Hygge is all about enjoying the simpler things in life.  You don’t need to spend hours making a gourmet meal or plan every little thing down to the very last detail.  (For example, leave the fancy rosemary parmesan popcorn recipe on Pinterest for another day and just enjoy plain buttered popcorn.)

How can I learn more about hygge? 

We’ve just barely scratched the surface on all the ways to add hygge to your life, but I think you’re starting to get the idea.  

If you’d like to go a little deeper, here are a few more resources to help you cultivate a hygge lifestyle:

The Little Book of Hygge: Danish Secrets to Happy Living – by Meik Wiking

Happier: How Using Hygge, Lagom and My Own Common Sense Helped Me to Find a Happier Life – by Jo Kneale

Hygge: The Danish Art of Happiness – by Marie Tourell Soderberg

And just for good measure, here are a few more hygge examples:

Getting together with a few friends for large batch baking or cooking

Watching a fire wrapped in a blanket

A casual game night

The feeling when you walk into a warm home on a freezing day

A hug from a loved one when you’re feeling blue

A cake that didn’t turn out pretty, but tastes wonderful!

Waking up with no rush to be anywhere

Snuggling with your pets


What are your favorite hygge memories?  How do you plan to add hygge to your life?

Celebrating the simple pleasures in life

Celebrating the simple pleasures in life

Let’s talk for a minute about celebrating the simple pleasures in life.  The little everyday joys that happen all around us, but are all too easy to miss.

“The little things? The little moments?  They aren’t little.” ~ Jon Kabat-Zinn


It’s pretty easy to celebrate the big things in life. 

Weddings, parties, promotions, holidays. It doesn’t take much thought.  They are happy occasions and worth celebrating!

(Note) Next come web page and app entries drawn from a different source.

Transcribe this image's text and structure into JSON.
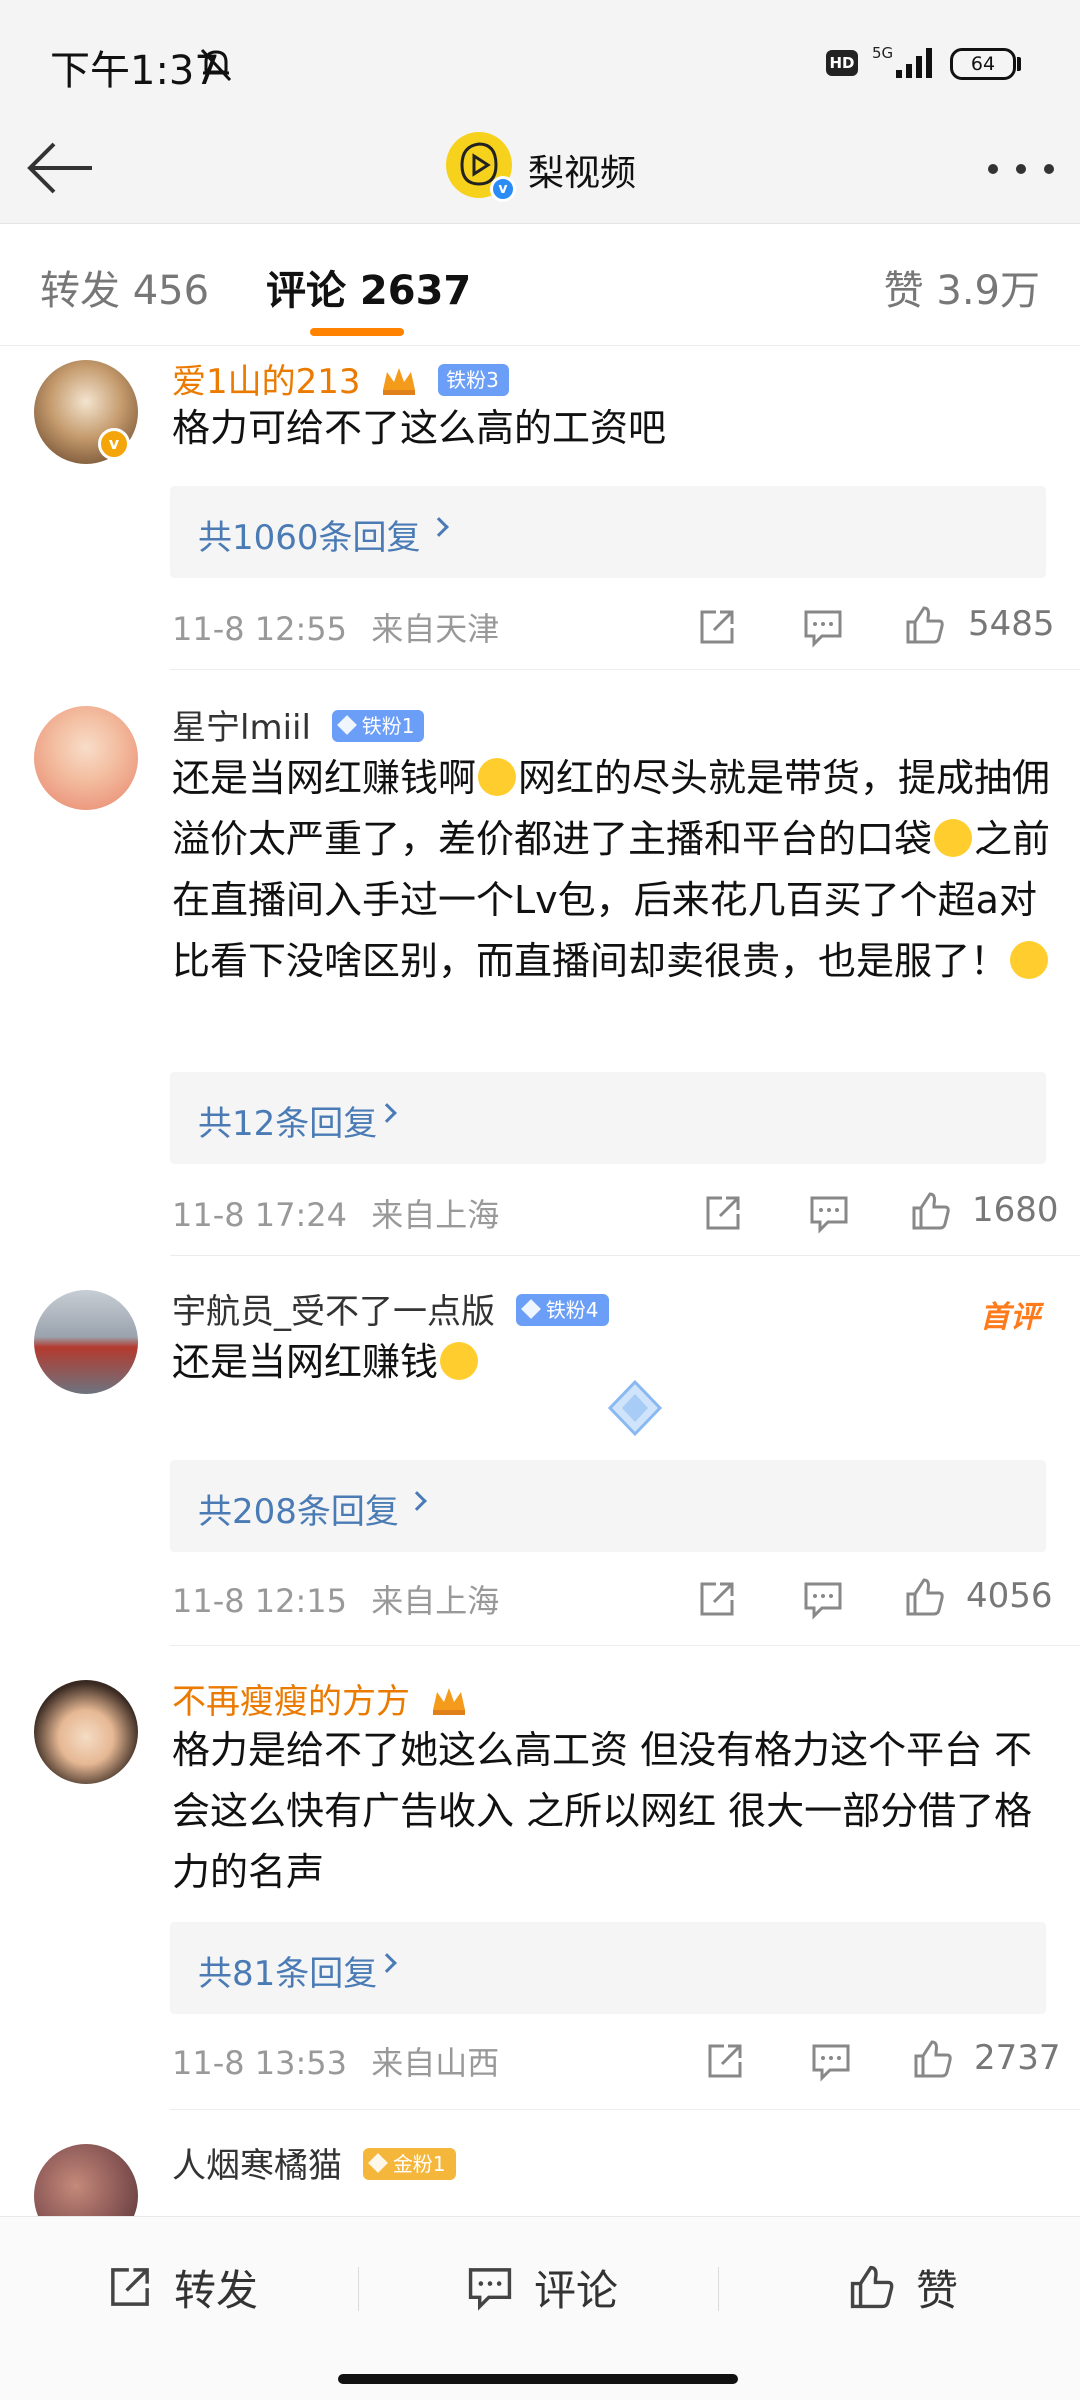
{
  "status_bar": {
    "time": "下午1:37",
    "hd": "HD",
    "network": "5G",
    "battery": "64"
  },
  "header": {
    "title": "梨视频",
    "logo_color": "#f7d21c"
  },
  "tabs": {
    "repost": "转发 456",
    "comments": "评论 2637",
    "likes": "赞 3.9万",
    "accent": "#ff8200"
  },
  "comments": [
    {
      "username": "爱1山的213",
      "fan_badge": "铁粉3",
      "text": "格力可给不了这么高的工资吧",
      "replies": "共1060条回复",
      "time": "11-8 12:55",
      "location": "来自天津",
      "likes": "5485"
    },
    {
      "username": "星宁lmiil",
      "fan_badge": "铁粉1",
      "text_parts": [
        "还是当网红赚钱啊",
        "网红的尽头就是带货，提成抽佣溢价太严重了，差价都进了主播和平台的口袋",
        "之前在直播间入手过一个Lv包，后来花几百买了个超a对比看下没啥区别，而直播间却卖很贵，也是服了！"
      ],
      "replies": "共12条回复",
      "time": "11-8 17:24",
      "location": "来自上海",
      "likes": "1680"
    },
    {
      "username": "宇航员_受不了一点版",
      "fan_badge": "铁粉4",
      "first_badge": "首评",
      "text": "还是当网红赚钱",
      "replies": "共208条回复",
      "time": "11-8 12:15",
      "location": "来自上海",
      "likes": "4056"
    },
    {
      "username": "不再瘦瘦的方方",
      "text": "格力是给不了她这么高工资  但没有格力这个平台  不会这么快有广告收入  之所以网红  很大一部分借了格力的名声",
      "replies": "共81条回复",
      "time": "11-8 13:53",
      "location": "来自山西",
      "likes": "2737"
    },
    {
      "username": "人烟寒橘猫",
      "fan_badge": "金粉1"
    }
  ],
  "bottom_bar": {
    "repost": "转发",
    "comment": "评论",
    "like": "赞"
  }
}
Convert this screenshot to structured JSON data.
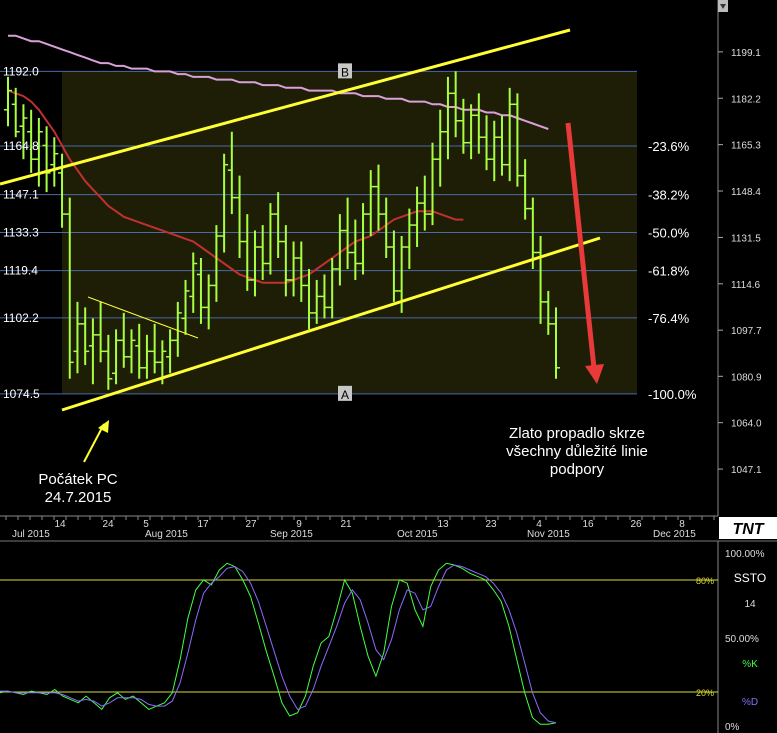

But what about the small joys?  The simple pleasures? They’re all around us, but in order to enjoy them, you have to be open to noticing them.  All too often, we get so busy and wrapped up in the normalcy of our daily lives that it can be easy to miss the simple joys.  They are usually unplanned, sometimes unexpected, and also some of the sweetest parts of life, but often go unnoticed.

But if you make a point of noticing them, of being aware, of expecting the small, simple bits of happiness that are all around you, it will do wonders for your mood!

I’ve always felt that happiness is largely a decision.  Instead of waiting for happiness to find you, instead of waiting for something big to happen in your life that you can be happy about, CREATE happiness.  Look for things to make you smile and you will almost always find them.

This post is simply a reminder to look for the everyday little pleasures in life.  Celebrate the small things! Notice them, enjoy them, be grateful for them.

Here are 65 small joys:

Sunshine on a cool day
A nice scent
Fairy lights
A good book
A day with no plans
A nice meal
Listening to birds
Children’s laughter
Favorite song on the radio
The first sip of good coffee
Driving with the windows down
A cool breeze while you’re sleeping
Clean sheets
Comfy socks
A needed hug
A call from a friend
Fresh snow
Freshly shaved legs
Fire in the fireplace
The sound of rain
A hot shower after a hard day
Unexpected slow dance
Witnessing an act of kindness
Performing an act of kindness
Dog kisses
Sleeping in
Eating outside
Having your hair washed
The smell of food cooking
Waking up and realizing it’s the middle of the night and you can still sleep for hours
The first chilly day after summer
The first warm day after winter
Coffee on the porch
Laughing until you cry
Clean, warm towels
A pet choosing to sleep on your lap
Warm cookies, fresh from the oven
Lying under the stars
The first spring flowers
The first fall leaves
Finishing a good book
An unexpected day off
Fresh cut grass
Your dog greeting you excitedly at the door when you get home
A full moon
Warm soup on a winter day
Finding something you lost
Seeing a happy facebook post
Dew on a spiderweb
Taking your time in the morning
A brand new notebook and pen
Seeing others having fun
Coming home after a trip
The smell of rain
A cool breeze on a hot day
A cat laying in the sunshine
A perfectly ripe avocado
Inside jokes
Waking up refreshed and ready before your alarm goes off
The first bite of something you’ve been craving
A cold drink when you’re thirsty
A rainy Saturday


What simple pleasures would you add to this list?